------ MATERIAL FOR THE TASK

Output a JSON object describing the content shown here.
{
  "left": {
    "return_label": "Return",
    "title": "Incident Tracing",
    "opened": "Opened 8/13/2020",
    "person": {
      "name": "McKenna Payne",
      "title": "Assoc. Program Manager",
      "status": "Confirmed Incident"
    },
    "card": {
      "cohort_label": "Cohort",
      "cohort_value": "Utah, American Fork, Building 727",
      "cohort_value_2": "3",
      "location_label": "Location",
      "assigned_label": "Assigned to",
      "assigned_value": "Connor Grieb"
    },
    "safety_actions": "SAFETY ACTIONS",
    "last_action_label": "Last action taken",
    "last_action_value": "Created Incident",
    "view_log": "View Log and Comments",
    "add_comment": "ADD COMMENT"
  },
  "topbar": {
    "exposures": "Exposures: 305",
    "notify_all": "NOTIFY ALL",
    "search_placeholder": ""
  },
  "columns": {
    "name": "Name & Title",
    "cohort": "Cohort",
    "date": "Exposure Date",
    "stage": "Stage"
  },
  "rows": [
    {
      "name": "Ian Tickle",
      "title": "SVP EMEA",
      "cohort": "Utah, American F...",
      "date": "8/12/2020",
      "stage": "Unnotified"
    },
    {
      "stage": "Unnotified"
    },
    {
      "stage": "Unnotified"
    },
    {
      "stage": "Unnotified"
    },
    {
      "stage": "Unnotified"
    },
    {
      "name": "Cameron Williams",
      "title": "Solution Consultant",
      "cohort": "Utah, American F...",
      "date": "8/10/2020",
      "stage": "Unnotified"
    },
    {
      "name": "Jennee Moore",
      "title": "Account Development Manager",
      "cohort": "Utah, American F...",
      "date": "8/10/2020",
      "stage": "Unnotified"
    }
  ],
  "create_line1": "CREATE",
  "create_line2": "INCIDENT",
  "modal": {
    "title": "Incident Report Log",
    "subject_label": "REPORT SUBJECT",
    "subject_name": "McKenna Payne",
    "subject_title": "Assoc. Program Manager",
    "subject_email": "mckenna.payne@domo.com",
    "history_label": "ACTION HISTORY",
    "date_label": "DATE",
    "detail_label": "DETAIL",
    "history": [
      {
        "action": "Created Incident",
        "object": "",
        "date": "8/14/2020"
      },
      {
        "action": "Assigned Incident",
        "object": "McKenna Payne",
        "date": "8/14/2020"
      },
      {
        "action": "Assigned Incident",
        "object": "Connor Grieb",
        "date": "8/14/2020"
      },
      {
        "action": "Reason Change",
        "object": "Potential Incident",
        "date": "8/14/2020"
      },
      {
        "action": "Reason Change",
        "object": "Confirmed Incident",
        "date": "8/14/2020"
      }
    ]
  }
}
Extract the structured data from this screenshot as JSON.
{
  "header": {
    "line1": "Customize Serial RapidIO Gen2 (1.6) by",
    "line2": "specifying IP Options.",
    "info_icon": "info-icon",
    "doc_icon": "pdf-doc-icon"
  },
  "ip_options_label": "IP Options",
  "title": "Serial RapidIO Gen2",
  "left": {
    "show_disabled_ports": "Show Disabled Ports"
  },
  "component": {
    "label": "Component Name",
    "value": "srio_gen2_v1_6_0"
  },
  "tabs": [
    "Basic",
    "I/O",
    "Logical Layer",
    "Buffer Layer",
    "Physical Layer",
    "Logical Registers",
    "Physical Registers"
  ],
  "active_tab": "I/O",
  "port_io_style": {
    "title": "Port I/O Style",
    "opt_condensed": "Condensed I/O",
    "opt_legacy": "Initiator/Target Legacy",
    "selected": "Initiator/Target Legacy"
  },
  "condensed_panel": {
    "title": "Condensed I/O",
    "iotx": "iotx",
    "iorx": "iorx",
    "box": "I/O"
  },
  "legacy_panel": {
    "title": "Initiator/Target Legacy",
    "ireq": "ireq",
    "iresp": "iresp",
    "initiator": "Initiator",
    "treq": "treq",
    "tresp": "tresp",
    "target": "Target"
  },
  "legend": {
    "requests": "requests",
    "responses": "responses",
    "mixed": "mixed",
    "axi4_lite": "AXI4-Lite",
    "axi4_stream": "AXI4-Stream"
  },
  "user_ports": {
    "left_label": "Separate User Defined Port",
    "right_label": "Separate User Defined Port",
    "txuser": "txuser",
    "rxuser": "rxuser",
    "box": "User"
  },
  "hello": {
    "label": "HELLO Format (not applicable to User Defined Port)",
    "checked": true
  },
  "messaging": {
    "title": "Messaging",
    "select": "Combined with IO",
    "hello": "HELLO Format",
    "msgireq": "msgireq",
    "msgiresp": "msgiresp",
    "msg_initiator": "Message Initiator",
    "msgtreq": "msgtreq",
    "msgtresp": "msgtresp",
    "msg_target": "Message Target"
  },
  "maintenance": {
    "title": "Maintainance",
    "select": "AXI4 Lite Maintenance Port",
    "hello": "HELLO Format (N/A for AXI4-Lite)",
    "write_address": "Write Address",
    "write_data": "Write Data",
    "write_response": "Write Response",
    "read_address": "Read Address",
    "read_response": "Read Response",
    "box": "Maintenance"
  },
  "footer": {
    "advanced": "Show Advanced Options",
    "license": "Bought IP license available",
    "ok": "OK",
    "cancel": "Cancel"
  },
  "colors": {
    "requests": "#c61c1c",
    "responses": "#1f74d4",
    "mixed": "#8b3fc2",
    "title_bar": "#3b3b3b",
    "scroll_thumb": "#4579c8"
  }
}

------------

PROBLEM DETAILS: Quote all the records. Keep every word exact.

ANSWER TO THE PROBLEM:
Output a JSON object describing the content shown here.
{
  "left": {
    "return_label": "Return",
    "title": "Incident Tracing",
    "opened": "Opened 8/13/2020",
    "person": {
      "name": "McKenna Payne",
      "title": "Assoc. Program Manager",
      "status": "Confirmed Incident"
    },
    "card": {
      "cohort_label": "Cohort",
      "cohort_value": "Utah, American Fork, Building 727",
      "cohort_value_2": "3",
      "location_label": "Location",
      "assigned_label": "Assigned to",
      "assigned_value": "Connor Grieb"
    },
    "safety_actions": "SAFETY ACTIONS",
    "last_action_label": "Last action taken",
    "last_action_value": "Created Incident",
    "view_log": "View Log and Comments",
    "add_comment": "ADD COMMENT"
  },
  "topbar": {
    "exposures": "Exposures: 305",
    "notify_all": "NOTIFY ALL",
    "search_placeholder": ""
  },
  "columns": {
    "name": "Name & Title",
    "cohort": "Cohort",
    "date": "Exposure Date",
    "stage": "Stage"
  },
  "rows": [
    {
      "name": "Ian Tickle",
      "title": "SVP EMEA",
      "cohort": "Utah, American F...",
      "date": "8/12/2020",
      "stage": "Unnotified"
    },
    {
      "stage": "Unnotified"
    },
    {
      "stage": "Unnotified"
    },
    {
      "stage": "Unnotified"
    },
    {
      "stage": "Unnotified"
    },
    {
      "name": "Cameron Williams",
      "title": "Solution Consultant",
      "cohort": "Utah, American F...",
      "date": "8/10/2020",
      "stage": "Unnotified"
    },
    {
      "name": "Jennee Moore",
      "title": "Account Development Manager",
      "cohort": "Utah, American F...",
      "date": "8/10/2020",
      "stage": "Unnotified"
    }
  ],
  "create_line1": "CREATE",
  "create_line2": "INCIDENT",
  "modal": {
    "title": "Incident Report Log",
    "subject_label": "REPORT SUBJECT",
    "subject_name": "McKenna Payne",
    "subject_title": "Assoc. Program Manager",
    "subject_email": "mckenna.payne@domo.com",
    "history_label": "ACTION HISTORY",
    "date_label": "DATE",
    "detail_label": "DETAIL",
    "history": [
      {
        "action": "Created Incident",
        "object": "",
        "date": "8/14/2020"
      },
      {
        "action": "Assigned Incident",
        "object": "McKenna Payne",
        "date": "8/14/2020"
      },
      {
        "action": "Assigned Incident",
        "object": "Connor Grieb",
        "date": "8/14/2020"
      },
      {
        "action": "Reason Change",
        "object": "Potential Incident",
        "date": "8/14/2020"
      },
      {
        "action": "Reason Change",
        "object": "Confirmed Incident",
        "date": "8/14/2020"
      }
    ]
  }
}
Extract the structured data from this screenshot as JSON.
{
  "header": {
    "line1": "Customize Serial RapidIO Gen2 (1.6) by",
    "line2": "specifying IP Options.",
    "info_icon": "info-icon",
    "doc_icon": "pdf-doc-icon"
  },
  "ip_options_label": "IP Options",
  "title": "Serial RapidIO Gen2",
  "left": {
    "show_disabled_ports": "Show Disabled Ports"
  },
  "component": {
    "label": "Component Name",
    "value": "srio_gen2_v1_6_0"
  },
  "tabs": [
    "Basic",
    "I/O",
    "Logical Layer",
    "Buffer Layer",
    "Physical Layer",
    "Logical Registers",
    "Physical Registers"
  ],
  "active_tab": "I/O",
  "port_io_style": {
    "title": "Port I/O Style",
    "opt_condensed": "Condensed I/O",
    "opt_legacy": "Initiator/Target Legacy",
    "selected": "Initiator/Target Legacy"
  },
  "condensed_panel": {
    "title": "Condensed I/O",
    "iotx": "iotx",
    "iorx": "iorx",
    "box": "I/O"
  },
  "legacy_panel": {
    "title": "Initiator/Target Legacy",
    "ireq": "ireq",
    "iresp": "iresp",
    "initiator": "Initiator",
    "treq": "treq",
    "tresp": "tresp",
    "target": "Target"
  },
  "legend": {
    "requests": "requests",
    "responses": "responses",
    "mixed": "mixed",
    "axi4_lite": "AXI4-Lite",
    "axi4_stream": "AXI4-Stream"
  },
  "user_ports": {
    "left_label": "Separate User Defined Port",
    "right_label": "Separate User Defined Port",
    "txuser": "txuser",
    "rxuser": "rxuser",
    "box": "User"
  },
  "hello": {
    "label": "HELLO Format (not applicable to User Defined Port)",
    "checked": true
  },
  "messaging": {
    "title": "Messaging",
    "select": "Combined with IO",
    "hello": "HELLO Format",
    "msgireq": "msgireq",
    "msgiresp": "msgiresp",
    "msg_initiator": "Message Initiator",
    "msgtreq": "msgtreq",
    "msgtresp": "msgtresp",
    "msg_target": "Message Target"
  },
  "maintenance": {
    "title": "Maintainance",
    "select": "AXI4 Lite Maintenance Port",
    "hello": "HELLO Format (N/A for AXI4-Lite)",
    "write_address": "Write Address",
    "write_data": "Write Data",
    "write_response": "Write Response",
    "read_address": "Read Address",
    "read_response": "Read Response",
    "box": "Maintenance"
  },
  "footer": {
    "advanced": "Show Advanced Options",
    "license": "Bought IP license available",
    "ok": "OK",
    "cancel": "Cancel"
  },
  "colors": {
    "requests": "#c61c1c",
    "responses": "#1f74d4",
    "mixed": "#8b3fc2",
    "title_bar": "#3b3b3b",
    "scroll_thumb": "#4579c8"
  }
}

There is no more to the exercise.